§ Task objective
Report each line of the data that includes the word "name".

§ Stored data
┌──

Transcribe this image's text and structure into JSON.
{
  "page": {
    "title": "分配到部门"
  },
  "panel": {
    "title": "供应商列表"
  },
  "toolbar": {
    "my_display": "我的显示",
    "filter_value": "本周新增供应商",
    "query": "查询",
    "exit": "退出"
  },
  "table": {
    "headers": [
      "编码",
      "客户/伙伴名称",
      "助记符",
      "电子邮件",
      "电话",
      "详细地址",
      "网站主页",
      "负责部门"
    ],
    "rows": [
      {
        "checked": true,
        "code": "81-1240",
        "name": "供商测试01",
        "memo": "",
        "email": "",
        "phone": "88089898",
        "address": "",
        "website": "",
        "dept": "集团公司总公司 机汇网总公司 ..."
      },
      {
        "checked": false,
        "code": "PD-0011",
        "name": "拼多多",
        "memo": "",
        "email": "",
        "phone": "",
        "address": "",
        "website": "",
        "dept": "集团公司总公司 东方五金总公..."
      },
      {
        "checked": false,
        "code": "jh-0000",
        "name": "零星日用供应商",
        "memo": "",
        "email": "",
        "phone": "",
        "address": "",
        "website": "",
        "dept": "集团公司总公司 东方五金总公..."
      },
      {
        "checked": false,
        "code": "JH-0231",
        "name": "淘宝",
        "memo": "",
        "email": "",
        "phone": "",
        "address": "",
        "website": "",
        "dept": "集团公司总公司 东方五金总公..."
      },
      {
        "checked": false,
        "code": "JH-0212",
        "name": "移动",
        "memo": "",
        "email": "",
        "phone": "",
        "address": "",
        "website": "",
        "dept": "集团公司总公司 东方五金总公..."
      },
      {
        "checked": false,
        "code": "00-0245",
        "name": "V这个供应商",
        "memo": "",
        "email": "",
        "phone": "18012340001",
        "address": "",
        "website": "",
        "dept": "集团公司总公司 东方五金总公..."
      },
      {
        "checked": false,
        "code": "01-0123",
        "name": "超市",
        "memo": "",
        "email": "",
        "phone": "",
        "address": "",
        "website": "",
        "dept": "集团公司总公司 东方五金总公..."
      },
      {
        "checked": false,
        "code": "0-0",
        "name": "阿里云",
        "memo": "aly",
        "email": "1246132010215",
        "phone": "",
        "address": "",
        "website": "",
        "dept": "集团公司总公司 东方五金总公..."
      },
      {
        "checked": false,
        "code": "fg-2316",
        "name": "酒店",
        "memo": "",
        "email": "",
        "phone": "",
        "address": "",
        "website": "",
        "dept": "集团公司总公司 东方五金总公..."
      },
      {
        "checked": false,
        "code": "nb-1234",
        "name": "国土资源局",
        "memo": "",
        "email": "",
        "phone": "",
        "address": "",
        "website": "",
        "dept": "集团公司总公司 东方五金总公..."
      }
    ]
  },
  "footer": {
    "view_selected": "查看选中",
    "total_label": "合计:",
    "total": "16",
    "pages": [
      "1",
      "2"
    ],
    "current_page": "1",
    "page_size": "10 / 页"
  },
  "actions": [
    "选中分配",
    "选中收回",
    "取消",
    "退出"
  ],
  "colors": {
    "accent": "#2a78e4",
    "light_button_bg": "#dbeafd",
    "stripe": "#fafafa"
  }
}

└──

§ Your solution
        "name": "供商测试01",
        "name": "拼多多",
        "name": "零星日用供应商",
        "name": "淘宝",
        "name": "移动",
        "name": "V这个供应商",
        "name": "超市",
        "name": "阿里云",
        "name": "酒店",
        "name": "国土资源局",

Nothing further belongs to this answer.